TASK TO COMPLETE
An exact copy of the listing is required.

- Opening Delimiter -

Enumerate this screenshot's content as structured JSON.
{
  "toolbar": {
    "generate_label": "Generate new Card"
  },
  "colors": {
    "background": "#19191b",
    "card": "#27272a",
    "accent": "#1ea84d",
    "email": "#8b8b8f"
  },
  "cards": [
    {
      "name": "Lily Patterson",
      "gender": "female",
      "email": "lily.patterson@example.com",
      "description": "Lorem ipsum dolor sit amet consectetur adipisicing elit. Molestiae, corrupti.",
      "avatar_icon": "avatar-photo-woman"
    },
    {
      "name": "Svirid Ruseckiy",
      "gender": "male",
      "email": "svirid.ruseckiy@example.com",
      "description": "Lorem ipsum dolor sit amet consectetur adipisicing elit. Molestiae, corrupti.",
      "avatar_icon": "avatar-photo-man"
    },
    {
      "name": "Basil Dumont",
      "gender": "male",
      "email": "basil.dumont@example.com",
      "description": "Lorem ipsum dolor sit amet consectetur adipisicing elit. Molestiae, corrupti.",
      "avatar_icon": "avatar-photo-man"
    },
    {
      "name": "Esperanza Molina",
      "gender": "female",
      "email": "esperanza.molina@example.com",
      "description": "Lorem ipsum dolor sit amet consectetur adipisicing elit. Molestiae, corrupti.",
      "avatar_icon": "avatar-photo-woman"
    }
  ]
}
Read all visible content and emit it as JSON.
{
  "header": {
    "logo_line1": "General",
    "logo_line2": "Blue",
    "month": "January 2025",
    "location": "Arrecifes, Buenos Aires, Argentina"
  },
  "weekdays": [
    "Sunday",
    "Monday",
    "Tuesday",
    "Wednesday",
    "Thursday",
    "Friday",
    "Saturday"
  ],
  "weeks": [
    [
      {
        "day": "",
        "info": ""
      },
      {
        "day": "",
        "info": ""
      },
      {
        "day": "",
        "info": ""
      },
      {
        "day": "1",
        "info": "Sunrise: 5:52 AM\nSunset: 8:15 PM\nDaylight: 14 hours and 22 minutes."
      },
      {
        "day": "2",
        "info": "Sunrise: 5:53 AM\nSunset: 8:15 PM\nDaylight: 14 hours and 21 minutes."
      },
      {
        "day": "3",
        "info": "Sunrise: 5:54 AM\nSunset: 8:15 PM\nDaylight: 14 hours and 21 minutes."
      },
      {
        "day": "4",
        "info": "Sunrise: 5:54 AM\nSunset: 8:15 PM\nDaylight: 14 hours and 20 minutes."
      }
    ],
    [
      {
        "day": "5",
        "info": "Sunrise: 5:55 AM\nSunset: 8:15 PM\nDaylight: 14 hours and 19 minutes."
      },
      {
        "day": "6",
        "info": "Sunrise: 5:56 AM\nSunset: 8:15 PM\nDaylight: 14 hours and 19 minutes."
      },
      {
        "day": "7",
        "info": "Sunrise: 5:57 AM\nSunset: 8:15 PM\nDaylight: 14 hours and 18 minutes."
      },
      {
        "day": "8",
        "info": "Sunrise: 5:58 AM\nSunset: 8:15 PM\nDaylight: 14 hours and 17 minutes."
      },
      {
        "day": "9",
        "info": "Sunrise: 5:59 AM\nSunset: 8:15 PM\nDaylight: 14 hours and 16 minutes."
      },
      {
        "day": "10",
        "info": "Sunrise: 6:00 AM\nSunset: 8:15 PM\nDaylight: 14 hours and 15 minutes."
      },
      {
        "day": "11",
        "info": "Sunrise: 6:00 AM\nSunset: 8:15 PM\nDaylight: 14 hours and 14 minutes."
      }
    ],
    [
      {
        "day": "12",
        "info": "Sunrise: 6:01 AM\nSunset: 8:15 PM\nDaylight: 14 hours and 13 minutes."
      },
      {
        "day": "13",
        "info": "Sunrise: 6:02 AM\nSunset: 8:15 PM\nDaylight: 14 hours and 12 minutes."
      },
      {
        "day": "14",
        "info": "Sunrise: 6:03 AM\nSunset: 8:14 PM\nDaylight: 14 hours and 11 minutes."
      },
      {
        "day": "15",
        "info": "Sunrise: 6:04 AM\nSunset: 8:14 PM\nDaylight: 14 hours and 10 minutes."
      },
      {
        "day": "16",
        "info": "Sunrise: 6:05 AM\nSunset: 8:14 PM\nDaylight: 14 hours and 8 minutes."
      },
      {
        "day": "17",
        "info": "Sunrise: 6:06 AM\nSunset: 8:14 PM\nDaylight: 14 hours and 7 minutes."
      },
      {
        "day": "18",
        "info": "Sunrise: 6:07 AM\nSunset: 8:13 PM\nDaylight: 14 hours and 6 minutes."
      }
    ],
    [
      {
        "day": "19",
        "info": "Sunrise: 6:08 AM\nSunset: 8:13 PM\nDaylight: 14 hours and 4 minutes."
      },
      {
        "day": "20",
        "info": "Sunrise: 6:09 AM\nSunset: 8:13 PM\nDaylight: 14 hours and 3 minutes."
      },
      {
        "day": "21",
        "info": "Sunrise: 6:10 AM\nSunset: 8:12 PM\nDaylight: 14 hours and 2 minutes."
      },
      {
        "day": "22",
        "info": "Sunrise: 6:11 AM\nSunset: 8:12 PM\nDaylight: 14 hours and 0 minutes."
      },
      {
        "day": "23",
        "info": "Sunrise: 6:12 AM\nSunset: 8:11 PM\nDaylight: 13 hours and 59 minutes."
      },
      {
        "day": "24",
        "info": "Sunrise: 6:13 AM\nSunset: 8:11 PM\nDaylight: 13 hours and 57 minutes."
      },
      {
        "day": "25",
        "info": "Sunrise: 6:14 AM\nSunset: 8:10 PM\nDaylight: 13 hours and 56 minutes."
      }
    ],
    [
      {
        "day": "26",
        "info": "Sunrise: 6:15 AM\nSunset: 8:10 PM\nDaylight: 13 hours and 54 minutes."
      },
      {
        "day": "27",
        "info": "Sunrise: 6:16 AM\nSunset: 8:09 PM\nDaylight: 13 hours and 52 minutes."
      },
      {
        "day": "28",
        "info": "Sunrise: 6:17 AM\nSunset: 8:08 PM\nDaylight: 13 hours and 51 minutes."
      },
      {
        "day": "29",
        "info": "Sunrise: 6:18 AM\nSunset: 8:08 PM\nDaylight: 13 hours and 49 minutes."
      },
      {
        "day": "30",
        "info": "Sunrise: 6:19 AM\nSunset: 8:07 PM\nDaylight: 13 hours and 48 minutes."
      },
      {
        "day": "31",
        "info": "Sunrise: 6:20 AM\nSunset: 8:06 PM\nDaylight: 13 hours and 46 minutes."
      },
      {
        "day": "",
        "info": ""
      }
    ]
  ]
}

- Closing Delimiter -

ANSWER TO THE PROBLEM
Enumerate this screenshot's content as structured JSON.
{
  "toolbar": {
    "generate_label": "Generate new Card"
  },
  "colors": {
    "background": "#19191b",
    "card": "#27272a",
    "accent": "#1ea84d",
    "email": "#8b8b8f"
  },
  "cards": [
    {
      "name": "Lily Patterson",
      "gender": "female",
      "email": "lily.patterson@example.com",
      "description": "Lorem ipsum dolor sit amet consectetur adipisicing elit. Molestiae, corrupti.",
      "avatar_icon": "avatar-photo-woman"
    },
    {
      "name": "Svirid Ruseckiy",
      "gender": "male",
      "email": "svirid.ruseckiy@example.com",
      "description": "Lorem ipsum dolor sit amet consectetur adipisicing elit. Molestiae, corrupti.",
      "avatar_icon": "avatar-photo-man"
    },
    {
      "name": "Basil Dumont",
      "gender": "male",
      "email": "basil.dumont@example.com",
      "description": "Lorem ipsum dolor sit amet consectetur adipisicing elit. Molestiae, corrupti.",
      "avatar_icon": "avatar-photo-man"
    },
    {
      "name": "Esperanza Molina",
      "gender": "female",
      "email": "esperanza.molina@example.com",
      "description": "Lorem ipsum dolor sit amet consectetur adipisicing elit. Molestiae, corrupti.",
      "avatar_icon": "avatar-photo-woman"
    }
  ]
}
Read all visible content and emit it as JSON.
{
  "header": {
    "logo_line1": "General",
    "logo_line2": "Blue",
    "month": "January 2025",
    "location": "Arrecifes, Buenos Aires, Argentina"
  },
  "weekdays": [
    "Sunday",
    "Monday",
    "Tuesday",
    "Wednesday",
    "Thursday",
    "Friday",
    "Saturday"
  ],
  "weeks": [
    [
      {
        "day": "",
        "info": ""
      },
      {
        "day": "",
        "info": ""
      },
      {
        "day": "",
        "info": ""
      },
      {
        "day": "1",
        "info": "Sunrise: 5:52 AM\nSunset: 8:15 PM\nDaylight: 14 hours and 22 minutes."
      },
      {
        "day": "2",
        "info": "Sunrise: 5:53 AM\nSunset: 8:15 PM\nDaylight: 14 hours and 21 minutes."
      },
      {
        "day": "3",
        "info": "Sunrise: 5:54 AM\nSunset: 8:15 PM\nDaylight: 14 hours and 21 minutes."
      },
      {
        "day": "4",
        "info": "Sunrise: 5:54 AM\nSunset: 8:15 PM\nDaylight: 14 hours and 20 minutes."
      }
    ],
    [
      {
        "day": "5",
        "info": "Sunrise: 5:55 AM\nSunset: 8:15 PM\nDaylight: 14 hours and 19 minutes."
      },
      {
        "day": "6",
        "info": "Sunrise: 5:56 AM\nSunset: 8:15 PM\nDaylight: 14 hours and 19 minutes."
      },
      {
        "day": "7",
        "info": "Sunrise: 5:57 AM\nSunset: 8:15 PM\nDaylight: 14 hours and 18 minutes."
      },
      {
        "day": "8",
        "info": "Sunrise: 5:58 AM\nSunset: 8:15 PM\nDaylight: 14 hours and 17 minutes."
      },
      {
        "day": "9",
        "info": "Sunrise: 5:59 AM\nSunset: 8:15 PM\nDaylight: 14 hours and 16 minutes."
      },
      {
        "day": "10",
        "info": "Sunrise: 6:00 AM\nSunset: 8:15 PM\nDaylight: 14 hours and 15 minutes."
      },
      {
        "day": "11",
        "info": "Sunrise: 6:00 AM\nSunset: 8:15 PM\nDaylight: 14 hours and 14 minutes."
      }
    ],
    [
      {
        "day": "12",
        "info": "Sunrise: 6:01 AM\nSunset: 8:15 PM\nDaylight: 14 hours and 13 minutes."
      },
      {
        "day": "13",
        "info": "Sunrise: 6:02 AM\nSunset: 8:15 PM\nDaylight: 14 hours and 12 minutes."
      },
      {
        "day": "14",
        "info": "Sunrise: 6:03 AM\nSunset: 8:14 PM\nDaylight: 14 hours and 11 minutes."
      },
      {
        "day": "15",
        "info": "Sunrise: 6:04 AM\nSunset: 8:14 PM\nDaylight: 14 hours and 10 minutes."
      },
      {
        "day": "16",
        "info": "Sunrise: 6:05 AM\nSunset: 8:14 PM\nDaylight: 14 hours and 8 minutes."
      },
      {
        "day": "17",
        "info": "Sunrise: 6:06 AM\nSunset: 8:14 PM\nDaylight: 14 hours and 7 minutes."
      },
      {
        "day": "18",
        "info": "Sunrise: 6:07 AM\nSunset: 8:13 PM\nDaylight: 14 hours and 6 minutes."
      }
    ],
    [
      {
        "day": "19",
        "info": "Sunrise: 6:08 AM\nSunset: 8:13 PM\nDaylight: 14 hours and 4 minutes."
      },
      {
        "day": "20",
        "info": "Sunrise: 6:09 AM\nSunset: 8:13 PM\nDaylight: 14 hours and 3 minutes."
      },
      {
        "day": "21",
        "info": "Sunrise: 6:10 AM\nSunset: 8:12 PM\nDaylight: 14 hours and 2 minutes."
      },
      {
        "day": "22",
        "info": "Sunrise: 6:11 AM\nSunset: 8:12 PM\nDaylight: 14 hours and 0 minutes."
      },
      {
        "day": "23",
        "info": "Sunrise: 6:12 AM\nSunset: 8:11 PM\nDaylight: 13 hours and 59 minutes."
      },
      {
        "day": "24",
        "info": "Sunrise: 6:13 AM\nSunset: 8:11 PM\nDaylight: 13 hours and 57 minutes."
      },
      {
        "day": "25",
        "info": "Sunrise: 6:14 AM\nSunset: 8:10 PM\nDaylight: 13 hours and 56 minutes."
      }
    ],
    [
      {
        "day": "26",
        "info": "Sunrise: 6:15 AM\nSunset: 8:10 PM\nDaylight: 13 hours and 54 minutes."
      },
      {
        "day": "27",
        "info": "Sunrise: 6:16 AM\nSunset: 8:09 PM\nDaylight: 13 hours and 52 minutes."
      },
      {
        "day": "28",
        "info": "Sunrise: 6:17 AM\nSunset: 8:08 PM\nDaylight: 13 hours and 51 minutes."
      },
      {
        "day": "29",
        "info": "Sunrise: 6:18 AM\nSunset: 8:08 PM\nDaylight: 13 hours and 49 minutes."
      },
      {
        "day": "30",
        "info": "Sunrise: 6:19 AM\nSunset: 8:07 PM\nDaylight: 13 hours and 48 minutes."
      },
      {
        "day": "31",
        "info": "Sunrise: 6:20 AM\nSunset: 8:06 PM\nDaylight: 13 hours and 46 minutes."
      },
      {
        "day": "",
        "info": ""
      }
    ]
  ]
}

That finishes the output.